Material provided: Begin
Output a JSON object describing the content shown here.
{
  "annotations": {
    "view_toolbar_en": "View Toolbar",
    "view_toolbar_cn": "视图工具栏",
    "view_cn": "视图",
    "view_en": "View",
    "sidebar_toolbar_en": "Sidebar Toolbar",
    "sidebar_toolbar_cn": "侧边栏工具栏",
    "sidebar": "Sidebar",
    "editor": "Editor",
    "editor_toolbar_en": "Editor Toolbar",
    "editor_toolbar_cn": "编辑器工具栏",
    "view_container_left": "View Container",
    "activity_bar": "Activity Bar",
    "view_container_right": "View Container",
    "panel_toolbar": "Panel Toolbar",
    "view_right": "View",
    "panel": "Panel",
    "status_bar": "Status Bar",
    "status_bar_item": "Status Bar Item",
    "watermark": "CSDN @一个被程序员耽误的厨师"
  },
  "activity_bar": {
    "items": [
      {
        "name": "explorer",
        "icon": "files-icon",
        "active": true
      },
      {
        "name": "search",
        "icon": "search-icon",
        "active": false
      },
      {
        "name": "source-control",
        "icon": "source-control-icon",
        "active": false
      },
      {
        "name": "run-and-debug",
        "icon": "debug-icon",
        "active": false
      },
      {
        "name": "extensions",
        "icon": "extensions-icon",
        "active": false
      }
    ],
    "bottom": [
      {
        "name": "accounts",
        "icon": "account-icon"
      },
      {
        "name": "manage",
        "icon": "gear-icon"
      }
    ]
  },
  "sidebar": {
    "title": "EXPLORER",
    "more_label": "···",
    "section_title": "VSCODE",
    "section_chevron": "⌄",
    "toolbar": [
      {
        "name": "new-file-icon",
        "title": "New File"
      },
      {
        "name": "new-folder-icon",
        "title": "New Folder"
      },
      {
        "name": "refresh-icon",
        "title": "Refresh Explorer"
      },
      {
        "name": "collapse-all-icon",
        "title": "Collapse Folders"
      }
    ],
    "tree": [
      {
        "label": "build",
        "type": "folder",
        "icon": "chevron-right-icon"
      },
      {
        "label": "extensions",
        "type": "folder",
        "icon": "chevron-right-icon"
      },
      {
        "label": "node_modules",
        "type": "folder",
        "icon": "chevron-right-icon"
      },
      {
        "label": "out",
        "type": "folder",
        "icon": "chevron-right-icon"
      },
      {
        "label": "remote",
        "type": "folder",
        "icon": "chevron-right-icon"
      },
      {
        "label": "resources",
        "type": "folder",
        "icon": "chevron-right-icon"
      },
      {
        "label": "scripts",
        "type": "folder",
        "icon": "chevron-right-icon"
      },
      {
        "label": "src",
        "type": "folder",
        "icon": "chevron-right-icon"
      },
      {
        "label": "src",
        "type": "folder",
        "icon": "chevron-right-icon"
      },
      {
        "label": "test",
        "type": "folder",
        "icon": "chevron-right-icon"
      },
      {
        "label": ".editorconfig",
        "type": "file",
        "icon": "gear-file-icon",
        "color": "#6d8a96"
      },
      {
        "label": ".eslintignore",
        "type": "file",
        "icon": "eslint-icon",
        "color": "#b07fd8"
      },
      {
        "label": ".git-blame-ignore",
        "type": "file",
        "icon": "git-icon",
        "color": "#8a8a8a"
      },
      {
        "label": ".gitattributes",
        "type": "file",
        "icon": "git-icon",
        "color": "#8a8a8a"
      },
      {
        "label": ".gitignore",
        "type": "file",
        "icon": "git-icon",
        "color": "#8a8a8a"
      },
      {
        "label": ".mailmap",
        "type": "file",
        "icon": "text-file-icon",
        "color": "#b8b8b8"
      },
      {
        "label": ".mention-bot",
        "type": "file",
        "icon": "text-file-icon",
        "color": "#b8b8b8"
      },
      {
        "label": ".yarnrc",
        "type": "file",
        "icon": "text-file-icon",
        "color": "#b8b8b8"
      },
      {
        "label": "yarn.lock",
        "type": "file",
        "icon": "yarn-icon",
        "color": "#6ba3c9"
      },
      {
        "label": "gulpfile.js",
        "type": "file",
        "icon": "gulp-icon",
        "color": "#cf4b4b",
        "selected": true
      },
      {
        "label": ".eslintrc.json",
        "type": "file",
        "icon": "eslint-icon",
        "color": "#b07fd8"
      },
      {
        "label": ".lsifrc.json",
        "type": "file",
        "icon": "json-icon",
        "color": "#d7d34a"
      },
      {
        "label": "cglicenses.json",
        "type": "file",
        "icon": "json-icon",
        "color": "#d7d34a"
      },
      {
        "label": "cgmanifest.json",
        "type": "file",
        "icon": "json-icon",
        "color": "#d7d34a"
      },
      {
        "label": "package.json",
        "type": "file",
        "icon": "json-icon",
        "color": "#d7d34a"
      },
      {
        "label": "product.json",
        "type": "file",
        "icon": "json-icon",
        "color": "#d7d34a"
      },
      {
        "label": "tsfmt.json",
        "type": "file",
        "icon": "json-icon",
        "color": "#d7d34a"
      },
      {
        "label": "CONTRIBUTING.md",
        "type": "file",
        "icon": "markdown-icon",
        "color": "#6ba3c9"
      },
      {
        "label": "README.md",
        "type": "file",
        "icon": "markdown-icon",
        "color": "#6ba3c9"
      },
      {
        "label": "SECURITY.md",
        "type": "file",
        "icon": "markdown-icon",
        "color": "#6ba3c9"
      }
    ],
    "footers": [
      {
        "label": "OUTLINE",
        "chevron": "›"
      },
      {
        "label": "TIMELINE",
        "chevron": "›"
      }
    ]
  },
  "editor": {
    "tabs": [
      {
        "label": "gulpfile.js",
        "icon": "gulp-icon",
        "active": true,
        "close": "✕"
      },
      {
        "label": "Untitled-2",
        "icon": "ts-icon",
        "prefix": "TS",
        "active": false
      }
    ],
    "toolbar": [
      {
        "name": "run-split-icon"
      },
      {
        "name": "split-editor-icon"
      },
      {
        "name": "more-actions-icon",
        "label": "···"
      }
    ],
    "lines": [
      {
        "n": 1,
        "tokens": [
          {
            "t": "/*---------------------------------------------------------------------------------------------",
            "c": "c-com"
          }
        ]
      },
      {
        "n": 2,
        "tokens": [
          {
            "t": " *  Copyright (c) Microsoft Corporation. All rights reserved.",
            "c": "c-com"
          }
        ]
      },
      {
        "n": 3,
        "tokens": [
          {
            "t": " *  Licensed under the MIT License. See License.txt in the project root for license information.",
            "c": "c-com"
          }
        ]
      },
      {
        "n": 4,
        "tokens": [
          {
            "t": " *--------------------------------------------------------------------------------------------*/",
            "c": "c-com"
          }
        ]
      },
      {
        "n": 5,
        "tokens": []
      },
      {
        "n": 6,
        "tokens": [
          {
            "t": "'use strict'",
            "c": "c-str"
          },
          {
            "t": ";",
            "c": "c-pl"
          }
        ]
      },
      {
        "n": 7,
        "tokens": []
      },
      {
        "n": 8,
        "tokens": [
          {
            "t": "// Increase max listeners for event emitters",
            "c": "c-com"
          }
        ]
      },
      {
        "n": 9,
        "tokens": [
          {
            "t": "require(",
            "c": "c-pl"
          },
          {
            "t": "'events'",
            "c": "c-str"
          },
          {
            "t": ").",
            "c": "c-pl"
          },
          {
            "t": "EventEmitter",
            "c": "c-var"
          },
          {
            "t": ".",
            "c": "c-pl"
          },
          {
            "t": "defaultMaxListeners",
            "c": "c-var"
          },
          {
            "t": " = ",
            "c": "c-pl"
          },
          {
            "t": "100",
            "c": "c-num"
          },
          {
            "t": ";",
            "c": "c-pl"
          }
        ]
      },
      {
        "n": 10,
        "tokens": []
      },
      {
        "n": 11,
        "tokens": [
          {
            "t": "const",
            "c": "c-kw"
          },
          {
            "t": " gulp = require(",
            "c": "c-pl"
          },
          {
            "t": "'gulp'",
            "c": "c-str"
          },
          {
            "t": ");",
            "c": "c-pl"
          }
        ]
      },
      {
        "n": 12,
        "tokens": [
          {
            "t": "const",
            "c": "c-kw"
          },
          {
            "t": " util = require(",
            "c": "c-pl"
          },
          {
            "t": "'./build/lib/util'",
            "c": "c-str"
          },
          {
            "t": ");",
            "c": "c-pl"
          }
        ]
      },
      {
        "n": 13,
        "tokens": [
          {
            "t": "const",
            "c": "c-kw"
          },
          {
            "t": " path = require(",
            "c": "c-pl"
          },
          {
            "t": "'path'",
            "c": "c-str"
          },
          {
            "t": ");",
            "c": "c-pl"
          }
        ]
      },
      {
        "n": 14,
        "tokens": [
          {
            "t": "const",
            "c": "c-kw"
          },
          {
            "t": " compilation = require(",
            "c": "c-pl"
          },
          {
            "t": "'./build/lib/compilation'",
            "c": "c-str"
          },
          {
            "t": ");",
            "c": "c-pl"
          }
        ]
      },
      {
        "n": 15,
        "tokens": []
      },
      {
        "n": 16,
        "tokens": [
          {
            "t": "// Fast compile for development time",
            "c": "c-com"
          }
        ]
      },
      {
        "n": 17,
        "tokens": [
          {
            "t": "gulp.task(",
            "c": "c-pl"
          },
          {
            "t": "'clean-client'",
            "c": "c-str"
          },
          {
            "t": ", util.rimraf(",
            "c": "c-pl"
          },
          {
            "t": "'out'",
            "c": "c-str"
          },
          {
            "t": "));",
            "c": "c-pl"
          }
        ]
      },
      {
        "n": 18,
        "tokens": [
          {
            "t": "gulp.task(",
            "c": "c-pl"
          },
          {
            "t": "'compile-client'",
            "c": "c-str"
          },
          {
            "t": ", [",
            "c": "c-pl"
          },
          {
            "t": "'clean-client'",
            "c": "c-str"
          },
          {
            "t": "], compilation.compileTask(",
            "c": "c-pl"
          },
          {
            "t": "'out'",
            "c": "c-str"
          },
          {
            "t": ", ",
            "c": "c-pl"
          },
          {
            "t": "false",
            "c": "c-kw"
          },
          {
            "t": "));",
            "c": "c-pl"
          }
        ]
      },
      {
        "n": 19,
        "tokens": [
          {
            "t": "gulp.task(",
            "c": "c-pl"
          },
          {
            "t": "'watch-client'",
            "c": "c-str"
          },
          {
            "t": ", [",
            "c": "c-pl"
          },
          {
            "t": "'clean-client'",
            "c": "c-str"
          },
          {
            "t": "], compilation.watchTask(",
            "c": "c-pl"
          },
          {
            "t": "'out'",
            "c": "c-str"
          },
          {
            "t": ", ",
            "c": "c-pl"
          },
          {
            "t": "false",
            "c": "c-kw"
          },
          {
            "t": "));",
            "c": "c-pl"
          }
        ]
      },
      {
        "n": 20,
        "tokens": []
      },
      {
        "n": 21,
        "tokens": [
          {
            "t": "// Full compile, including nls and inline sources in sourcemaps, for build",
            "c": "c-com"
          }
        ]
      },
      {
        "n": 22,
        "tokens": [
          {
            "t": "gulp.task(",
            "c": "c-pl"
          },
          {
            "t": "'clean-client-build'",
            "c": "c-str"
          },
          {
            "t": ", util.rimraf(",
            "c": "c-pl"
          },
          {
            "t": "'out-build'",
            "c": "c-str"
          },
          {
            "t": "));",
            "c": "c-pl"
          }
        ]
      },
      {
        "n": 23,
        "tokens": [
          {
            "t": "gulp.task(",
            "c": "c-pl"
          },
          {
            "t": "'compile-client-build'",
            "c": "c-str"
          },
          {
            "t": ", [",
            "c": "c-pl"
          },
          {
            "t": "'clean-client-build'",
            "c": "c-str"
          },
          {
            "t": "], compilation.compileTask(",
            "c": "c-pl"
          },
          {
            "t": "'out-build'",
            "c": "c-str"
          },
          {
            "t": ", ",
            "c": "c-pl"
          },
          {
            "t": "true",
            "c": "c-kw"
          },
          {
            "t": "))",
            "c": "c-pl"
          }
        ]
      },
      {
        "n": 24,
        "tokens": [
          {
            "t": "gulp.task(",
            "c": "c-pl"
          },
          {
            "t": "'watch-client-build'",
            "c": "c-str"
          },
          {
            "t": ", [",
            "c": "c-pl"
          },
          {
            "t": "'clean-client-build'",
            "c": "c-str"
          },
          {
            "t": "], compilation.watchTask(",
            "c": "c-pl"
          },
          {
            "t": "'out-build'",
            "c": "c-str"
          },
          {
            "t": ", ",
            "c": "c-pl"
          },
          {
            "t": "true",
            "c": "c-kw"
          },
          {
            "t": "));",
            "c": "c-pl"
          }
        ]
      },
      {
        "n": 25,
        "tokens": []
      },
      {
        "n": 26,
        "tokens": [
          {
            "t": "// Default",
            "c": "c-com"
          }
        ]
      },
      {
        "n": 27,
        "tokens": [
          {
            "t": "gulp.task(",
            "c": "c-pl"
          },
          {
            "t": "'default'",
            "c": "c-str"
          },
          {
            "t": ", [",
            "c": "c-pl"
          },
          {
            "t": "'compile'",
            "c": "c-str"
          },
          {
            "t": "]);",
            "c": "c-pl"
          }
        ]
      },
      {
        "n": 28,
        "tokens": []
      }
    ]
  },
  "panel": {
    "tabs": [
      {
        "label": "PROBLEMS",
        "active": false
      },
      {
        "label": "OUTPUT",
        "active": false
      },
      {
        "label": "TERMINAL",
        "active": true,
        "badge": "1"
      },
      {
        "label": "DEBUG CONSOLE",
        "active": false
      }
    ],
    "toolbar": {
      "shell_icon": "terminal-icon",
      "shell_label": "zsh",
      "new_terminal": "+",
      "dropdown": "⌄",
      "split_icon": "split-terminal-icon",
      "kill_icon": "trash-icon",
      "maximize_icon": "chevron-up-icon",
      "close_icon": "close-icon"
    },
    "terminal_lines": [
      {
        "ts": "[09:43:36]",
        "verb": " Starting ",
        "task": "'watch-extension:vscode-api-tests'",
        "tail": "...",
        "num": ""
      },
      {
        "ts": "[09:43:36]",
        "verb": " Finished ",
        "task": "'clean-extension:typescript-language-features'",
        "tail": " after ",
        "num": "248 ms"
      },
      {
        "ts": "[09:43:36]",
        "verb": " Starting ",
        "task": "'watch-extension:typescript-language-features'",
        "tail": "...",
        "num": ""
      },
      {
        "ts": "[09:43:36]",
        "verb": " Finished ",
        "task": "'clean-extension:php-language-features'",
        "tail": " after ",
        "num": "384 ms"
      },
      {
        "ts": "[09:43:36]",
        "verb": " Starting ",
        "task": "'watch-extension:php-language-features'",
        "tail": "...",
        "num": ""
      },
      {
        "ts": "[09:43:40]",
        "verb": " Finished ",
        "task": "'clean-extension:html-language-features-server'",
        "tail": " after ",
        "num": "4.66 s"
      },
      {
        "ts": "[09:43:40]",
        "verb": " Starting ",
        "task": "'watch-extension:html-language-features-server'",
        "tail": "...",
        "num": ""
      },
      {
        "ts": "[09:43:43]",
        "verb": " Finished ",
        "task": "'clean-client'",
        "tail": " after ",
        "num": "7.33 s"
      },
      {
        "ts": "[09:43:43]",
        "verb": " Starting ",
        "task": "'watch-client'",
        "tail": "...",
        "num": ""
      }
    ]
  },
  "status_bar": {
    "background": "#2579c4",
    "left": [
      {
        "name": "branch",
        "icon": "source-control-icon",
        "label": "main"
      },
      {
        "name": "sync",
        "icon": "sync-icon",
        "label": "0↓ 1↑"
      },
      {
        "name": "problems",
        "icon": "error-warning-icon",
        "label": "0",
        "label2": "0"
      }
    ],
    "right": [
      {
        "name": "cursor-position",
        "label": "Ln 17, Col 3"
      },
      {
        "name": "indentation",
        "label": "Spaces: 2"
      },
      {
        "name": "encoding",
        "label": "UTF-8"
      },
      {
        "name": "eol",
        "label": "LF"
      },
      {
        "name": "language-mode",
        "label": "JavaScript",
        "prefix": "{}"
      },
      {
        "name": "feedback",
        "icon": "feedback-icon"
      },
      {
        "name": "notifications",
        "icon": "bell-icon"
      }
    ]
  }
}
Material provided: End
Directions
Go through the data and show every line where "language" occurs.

Answer for the task
        "task": "'clean-extension:typescript-language-features'",
        "task": "'watch-extension:typescript-language-features'",
        "task": "'clean-extension:php-language-features'",
        "task": "'watch-extension:php-language-features'",
        "task": "'clean-extension:html-language-features-server'",
        "task": "'watch-extension:html-language-features-server'",
        "name": "language-mode",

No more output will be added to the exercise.